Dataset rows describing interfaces
========================================================================
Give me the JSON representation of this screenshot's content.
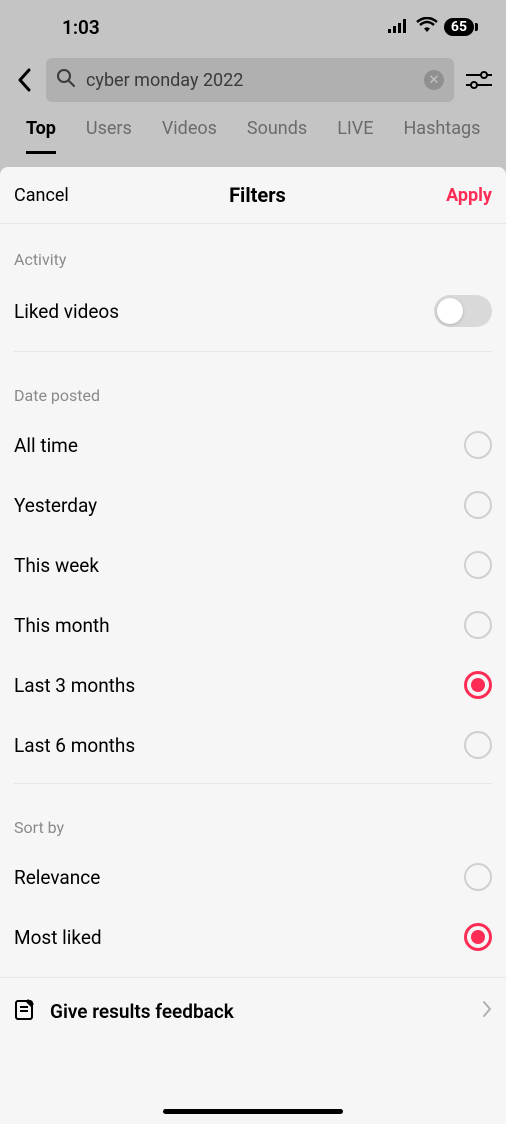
{
  "status": {
    "time": "1:03",
    "battery": "65"
  },
  "search": {
    "query": "cyber monday 2022"
  },
  "tabs": [
    {
      "label": "Top",
      "active": true
    },
    {
      "label": "Users",
      "active": false
    },
    {
      "label": "Videos",
      "active": false
    },
    {
      "label": "Sounds",
      "active": false
    },
    {
      "label": "LIVE",
      "active": false
    },
    {
      "label": "Hashtags",
      "active": false
    }
  ],
  "sheet": {
    "cancel": "Cancel",
    "title": "Filters",
    "apply": "Apply"
  },
  "sections": {
    "activity": {
      "label": "Activity",
      "liked_videos": "Liked videos",
      "liked_videos_on": false
    },
    "date_posted": {
      "label": "Date posted",
      "options": [
        {
          "label": "All time",
          "selected": false
        },
        {
          "label": "Yesterday",
          "selected": false
        },
        {
          "label": "This week",
          "selected": false
        },
        {
          "label": "This month",
          "selected": false
        },
        {
          "label": "Last 3 months",
          "selected": true
        },
        {
          "label": "Last 6 months",
          "selected": false
        }
      ]
    },
    "sort_by": {
      "label": "Sort by",
      "options": [
        {
          "label": "Relevance",
          "selected": false
        },
        {
          "label": "Most liked",
          "selected": true
        }
      ]
    }
  },
  "feedback": {
    "label": "Give results feedback"
  },
  "colors": {
    "accent": "#fe2c55"
  }
}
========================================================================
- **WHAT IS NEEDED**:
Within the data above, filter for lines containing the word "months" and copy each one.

- **TASK RESPONSE**:
          "label": "Last 3 months",
          "label": "Last 6 months",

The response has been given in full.